Work order: An acceptable answer contains each line of the material, unchanged.

Data to process:
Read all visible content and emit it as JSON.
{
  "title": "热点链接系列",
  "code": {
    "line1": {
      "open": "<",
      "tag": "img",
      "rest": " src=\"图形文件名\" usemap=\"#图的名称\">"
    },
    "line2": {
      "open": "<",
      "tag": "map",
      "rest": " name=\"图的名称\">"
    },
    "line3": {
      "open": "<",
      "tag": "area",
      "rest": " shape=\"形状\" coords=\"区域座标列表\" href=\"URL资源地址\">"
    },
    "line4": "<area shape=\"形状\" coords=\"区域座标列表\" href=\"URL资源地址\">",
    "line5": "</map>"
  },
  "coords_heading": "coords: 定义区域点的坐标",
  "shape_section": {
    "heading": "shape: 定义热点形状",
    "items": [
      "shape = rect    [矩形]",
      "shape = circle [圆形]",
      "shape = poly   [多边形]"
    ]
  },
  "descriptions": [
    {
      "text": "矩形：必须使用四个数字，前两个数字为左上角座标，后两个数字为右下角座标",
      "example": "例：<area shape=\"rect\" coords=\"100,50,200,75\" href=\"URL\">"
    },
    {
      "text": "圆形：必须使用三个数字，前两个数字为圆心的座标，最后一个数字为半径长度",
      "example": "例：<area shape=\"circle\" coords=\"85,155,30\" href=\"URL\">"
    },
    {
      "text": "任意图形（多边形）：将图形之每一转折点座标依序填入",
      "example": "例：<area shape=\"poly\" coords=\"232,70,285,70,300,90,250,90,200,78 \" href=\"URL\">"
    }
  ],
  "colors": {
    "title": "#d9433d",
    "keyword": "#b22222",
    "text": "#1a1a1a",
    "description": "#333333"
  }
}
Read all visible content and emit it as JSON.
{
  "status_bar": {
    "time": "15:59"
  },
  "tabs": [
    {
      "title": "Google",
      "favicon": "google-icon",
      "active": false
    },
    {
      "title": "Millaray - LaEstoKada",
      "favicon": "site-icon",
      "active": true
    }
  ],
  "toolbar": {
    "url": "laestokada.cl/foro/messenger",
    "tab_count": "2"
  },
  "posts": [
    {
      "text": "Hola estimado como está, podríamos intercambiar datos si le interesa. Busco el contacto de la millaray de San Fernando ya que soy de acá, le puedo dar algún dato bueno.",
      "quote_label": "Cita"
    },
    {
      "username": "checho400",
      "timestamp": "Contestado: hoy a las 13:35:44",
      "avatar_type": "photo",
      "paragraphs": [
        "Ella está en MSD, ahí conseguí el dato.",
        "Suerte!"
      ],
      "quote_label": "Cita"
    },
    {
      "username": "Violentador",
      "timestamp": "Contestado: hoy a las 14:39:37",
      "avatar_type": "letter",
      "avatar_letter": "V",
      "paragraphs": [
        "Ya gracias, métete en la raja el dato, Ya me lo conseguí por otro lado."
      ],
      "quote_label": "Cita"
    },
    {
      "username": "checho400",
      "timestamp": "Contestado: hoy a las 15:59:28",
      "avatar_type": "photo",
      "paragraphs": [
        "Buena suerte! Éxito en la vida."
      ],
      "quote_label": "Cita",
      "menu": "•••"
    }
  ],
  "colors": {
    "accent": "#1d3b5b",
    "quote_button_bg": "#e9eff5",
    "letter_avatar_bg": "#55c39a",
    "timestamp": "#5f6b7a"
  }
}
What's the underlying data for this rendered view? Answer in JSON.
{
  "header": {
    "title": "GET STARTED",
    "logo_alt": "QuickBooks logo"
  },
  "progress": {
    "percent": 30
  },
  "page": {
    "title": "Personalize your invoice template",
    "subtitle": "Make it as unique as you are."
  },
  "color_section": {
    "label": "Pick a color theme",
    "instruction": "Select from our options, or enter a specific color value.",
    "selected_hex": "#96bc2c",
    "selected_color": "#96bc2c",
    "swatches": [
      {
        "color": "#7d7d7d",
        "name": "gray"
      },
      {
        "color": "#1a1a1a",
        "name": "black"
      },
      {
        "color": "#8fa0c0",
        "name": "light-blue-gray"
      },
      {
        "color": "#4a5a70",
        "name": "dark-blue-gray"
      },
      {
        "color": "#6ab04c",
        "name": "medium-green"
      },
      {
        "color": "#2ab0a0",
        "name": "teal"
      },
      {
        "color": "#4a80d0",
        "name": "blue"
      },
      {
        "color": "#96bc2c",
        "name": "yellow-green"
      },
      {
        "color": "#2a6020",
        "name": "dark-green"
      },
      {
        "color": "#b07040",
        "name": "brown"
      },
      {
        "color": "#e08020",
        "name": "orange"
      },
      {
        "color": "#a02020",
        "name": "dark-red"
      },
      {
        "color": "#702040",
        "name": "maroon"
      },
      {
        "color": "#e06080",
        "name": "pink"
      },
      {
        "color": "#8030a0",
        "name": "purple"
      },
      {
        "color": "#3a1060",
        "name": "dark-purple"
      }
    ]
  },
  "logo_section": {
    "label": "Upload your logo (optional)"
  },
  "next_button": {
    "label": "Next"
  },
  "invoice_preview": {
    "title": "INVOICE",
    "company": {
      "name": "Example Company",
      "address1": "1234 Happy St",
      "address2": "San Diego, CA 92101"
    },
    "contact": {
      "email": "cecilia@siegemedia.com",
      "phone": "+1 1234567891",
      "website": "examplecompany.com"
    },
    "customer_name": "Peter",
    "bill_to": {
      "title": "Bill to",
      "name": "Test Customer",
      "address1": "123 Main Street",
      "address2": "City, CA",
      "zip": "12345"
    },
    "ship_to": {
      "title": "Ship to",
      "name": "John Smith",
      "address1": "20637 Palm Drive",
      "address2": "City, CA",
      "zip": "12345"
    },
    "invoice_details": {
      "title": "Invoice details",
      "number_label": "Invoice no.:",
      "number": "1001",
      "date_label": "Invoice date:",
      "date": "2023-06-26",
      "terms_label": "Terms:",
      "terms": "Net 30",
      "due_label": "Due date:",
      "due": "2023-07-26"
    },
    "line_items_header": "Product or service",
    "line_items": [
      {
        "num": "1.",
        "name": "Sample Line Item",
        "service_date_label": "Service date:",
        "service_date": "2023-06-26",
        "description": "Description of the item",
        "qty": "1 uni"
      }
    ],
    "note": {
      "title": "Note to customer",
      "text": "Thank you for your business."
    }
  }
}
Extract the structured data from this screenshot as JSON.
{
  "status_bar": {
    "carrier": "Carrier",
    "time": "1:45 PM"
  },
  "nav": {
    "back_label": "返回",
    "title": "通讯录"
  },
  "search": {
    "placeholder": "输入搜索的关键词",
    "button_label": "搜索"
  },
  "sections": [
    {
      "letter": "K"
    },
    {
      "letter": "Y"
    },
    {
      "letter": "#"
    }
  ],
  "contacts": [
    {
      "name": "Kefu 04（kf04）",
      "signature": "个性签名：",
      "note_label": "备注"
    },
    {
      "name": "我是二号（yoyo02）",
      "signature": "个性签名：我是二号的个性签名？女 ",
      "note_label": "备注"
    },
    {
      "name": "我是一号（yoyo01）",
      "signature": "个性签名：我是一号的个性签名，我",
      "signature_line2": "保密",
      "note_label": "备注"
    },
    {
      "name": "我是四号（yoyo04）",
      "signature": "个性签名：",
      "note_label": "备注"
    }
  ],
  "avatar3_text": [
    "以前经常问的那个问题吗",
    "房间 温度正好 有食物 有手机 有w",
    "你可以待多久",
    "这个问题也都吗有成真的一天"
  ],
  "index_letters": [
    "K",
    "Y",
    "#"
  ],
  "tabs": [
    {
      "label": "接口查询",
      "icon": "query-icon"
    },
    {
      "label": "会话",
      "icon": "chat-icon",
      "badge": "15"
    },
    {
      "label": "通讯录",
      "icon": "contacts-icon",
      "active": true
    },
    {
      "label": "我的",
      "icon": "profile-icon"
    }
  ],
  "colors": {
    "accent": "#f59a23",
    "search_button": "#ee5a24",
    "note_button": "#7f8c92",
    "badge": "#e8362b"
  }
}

Output of the exercise:
Read all visible content and emit it as JSON.
{
  "title": "热点链接系列",
  "code": {
    "line1": {
      "open": "<",
      "tag": "img",
      "rest": " src=\"图形文件名\" usemap=\"#图的名称\">"
    },
    "line2": {
      "open": "<",
      "tag": "map",
      "rest": " name=\"图的名称\">"
    },
    "line3": {
      "open": "<",
      "tag": "area",
      "rest": " shape=\"形状\" coords=\"区域座标列表\" href=\"URL资源地址\">"
    },
    "line4": "<area shape=\"形状\" coords=\"区域座标列表\" href=\"URL资源地址\">",
    "line5": "</map>"
  },
  "coords_heading": "coords: 定义区域点的坐标",
  "shape_section": {
    "heading": "shape: 定义热点形状",
    "items": [
      "shape = rect    [矩形]",
      "shape = circle [圆形]",
      "shape = poly   [多边形]"
    ]
  },
  "descriptions": [
    {
      "text": "矩形：必须使用四个数字，前两个数字为左上角座标，后两个数字为右下角座标",
      "example": "例：<area shape=\"rect\" coords=\"100,50,200,75\" href=\"URL\">"
    },
    {
      "text": "圆形：必须使用三个数字，前两个数字为圆心的座标，最后一个数字为半径长度",
      "example": "例：<area shape=\"circle\" coords=\"85,155,30\" href=\"URL\">"
    },
    {
      "text": "任意图形（多边形）：将图形之每一转折点座标依序填入",
      "example": "例：<area shape=\"poly\" coords=\"232,70,285,70,300,90,250,90,200,78 \" href=\"URL\">"
    }
  ],
  "colors": {
    "title": "#d9433d",
    "keyword": "#b22222",
    "text": "#1a1a1a",
    "description": "#333333"
  }
}
Read all visible content and emit it as JSON.
{
  "status_bar": {
    "time": "15:59"
  },
  "tabs": [
    {
      "title": "Google",
      "favicon": "google-icon",
      "active": false
    },
    {
      "title": "Millaray - LaEstoKada",
      "favicon": "site-icon",
      "active": true
    }
  ],
  "toolbar": {
    "url": "laestokada.cl/foro/messenger",
    "tab_count": "2"
  },
  "posts": [
    {
      "text": "Hola estimado como está, podríamos intercambiar datos si le interesa. Busco el contacto de la millaray de San Fernando ya que soy de acá, le puedo dar algún dato bueno.",
      "quote_label": "Cita"
    },
    {
      "username": "checho400",
      "timestamp": "Contestado: hoy a las 13:35:44",
      "avatar_type": "photo",
      "paragraphs": [
        "Ella está en MSD, ahí conseguí el dato.",
        "Suerte!"
      ],
      "quote_label": "Cita"
    },
    {
      "username": "Violentador",
      "timestamp": "Contestado: hoy a las 14:39:37",
      "avatar_type": "letter",
      "avatar_letter": "V",
      "paragraphs": [
        "Ya gracias, métete en la raja el dato, Ya me lo conseguí por otro lado."
      ],
      "quote_label": "Cita"
    },
    {
      "username": "checho400",
      "timestamp": "Contestado: hoy a las 15:59:28",
      "avatar_type": "photo",
      "paragraphs": [
        "Buena suerte! Éxito en la vida."
      ],
      "quote_label": "Cita",
      "menu": "•••"
    }
  ],
  "colors": {
    "accent": "#1d3b5b",
    "quote_button_bg": "#e9eff5",
    "letter_avatar_bg": "#55c39a",
    "timestamp": "#5f6b7a"
  }
}
What's the underlying data for this rendered view? Answer in JSON.
{
  "header": {
    "title": "GET STARTED",
    "logo_alt": "QuickBooks logo"
  },
  "progress": {
    "percent": 30
  },
  "page": {
    "title": "Personalize your invoice template",
    "subtitle": "Make it as unique as you are."
  },
  "color_section": {
    "label": "Pick a color theme",
    "instruction": "Select from our options, or enter a specific color value.",
    "selected_hex": "#96bc2c",
    "selected_color": "#96bc2c",
    "swatches": [
      {
        "color": "#7d7d7d",
        "name": "gray"
      },
      {
        "color": "#1a1a1a",
        "name": "black"
      },
      {
        "color": "#8fa0c0",
        "name": "light-blue-gray"
      },
      {
        "color": "#4a5a70",
        "name": "dark-blue-gray"
      },
      {
        "color": "#6ab04c",
        "name": "medium-green"
      },
      {
        "color": "#2ab0a0",
        "name": "teal"
      },
      {
        "color": "#4a80d0",
        "name": "blue"
      },
      {
        "color": "#96bc2c",
        "name": "yellow-green"
      },
      {
        "color": "#2a6020",
        "name": "dark-green"
      },
      {
        "color": "#b07040",
        "name": "brown"
      },
      {
        "color": "#e08020",
        "name": "orange"
      },
      {
        "color": "#a02020",
        "name": "dark-red"
      },
      {
        "color": "#702040",
        "name": "maroon"
      },
      {
        "color": "#e06080",
        "name": "pink"
      },
      {
        "color": "#8030a0",
        "name": "purple"
      },
      {
        "color": "#3a1060",
        "name": "dark-purple"
      }
    ]
  },
  "logo_section": {
    "label": "Upload your logo (optional)"
  },
  "next_button": {
    "label": "Next"
  },
  "invoice_preview": {
    "title": "INVOICE",
    "company": {
      "name": "Example Company",
      "address1": "1234 Happy St",
      "address2": "San Diego, CA 92101"
    },
    "contact": {
      "email": "cecilia@siegemedia.com",
      "phone": "+1 1234567891",
      "website": "examplecompany.com"
    },
    "customer_name": "Peter",
    "bill_to": {
      "title": "Bill to",
      "name": "Test Customer",
      "address1": "123 Main Street",
      "address2": "City, CA",
      "zip": "12345"
    },
    "ship_to": {
      "title": "Ship to",
      "name": "John Smith",
      "address1": "20637 Palm Drive",
      "address2": "City, CA",
      "zip": "12345"
    },
    "invoice_details": {
      "title": "Invoice details",
      "number_label": "Invoice no.:",
      "number": "1001",
      "date_label": "Invoice date:",
      "date": "2023-06-26",
      "terms_label": "Terms:",
      "terms": "Net 30",
      "due_label": "Due date:",
      "due": "2023-07-26"
    },
    "line_items_header": "Product or service",
    "line_items": [
      {
        "num": "1.",
        "name": "Sample Line Item",
        "service_date_label": "Service date:",
        "service_date": "2023-06-26",
        "description": "Description of the item",
        "qty": "1 uni"
      }
    ],
    "note": {
      "title": "Note to customer",
      "text": "Thank you for your business."
    }
  }
}
Extract the structured data from this screenshot as JSON.
{
  "status_bar": {
    "carrier": "Carrier",
    "time": "1:45 PM"
  },
  "nav": {
    "back_label": "返回",
    "title": "通讯录"
  },
  "search": {
    "placeholder": "输入搜索的关键词",
    "button_label": "搜索"
  },
  "sections": [
    {
      "letter": "K"
    },
    {
      "letter": "Y"
    },
    {
      "letter": "#"
    }
  ],
  "contacts": [
    {
      "name": "Kefu 04（kf04）",
      "signature": "个性签名：",
      "note_label": "备注"
    },
    {
      "name": "我是二号（yoyo02）",
      "signature": "个性签名：我是二号的个性签名？女 ",
      "note_label": "备注"
    },
    {
      "name": "我是一号（yoyo01）",
      "signature": "个性签名：我是一号的个性签名，我",
      "signature_line2": "保密",
      "note_label": "备注"
    },
    {
      "name": "我是四号（yoyo04）",
      "signature": "个性签名：",
      "note_label": "备注"
    }
  ],
  "avatar3_text": [
    "以前经常问的那个问题吗",
    "房间 温度正好 有食物 有手机 有w",
    "你可以待多久",
    "这个问题也都吗有成真的一天"
  ],
  "index_letters": [
    "K",
    "Y",
    "#"
  ],
  "tabs": [
    {
      "label": "接口查询",
      "icon": "query-icon"
    },
    {
      "label": "会话",
      "icon": "chat-icon",
      "badge": "15"
    },
    {
      "label": "通讯录",
      "icon": "contacts-icon",
      "active": true
    },
    {
      "label": "我的",
      "icon": "profile-icon"
    }
  ],
  "colors": {
    "accent": "#f59a23",
    "search_button": "#ee5a24",
    "note_button": "#7f8c92",
    "badge": "#e8362b"
  }
}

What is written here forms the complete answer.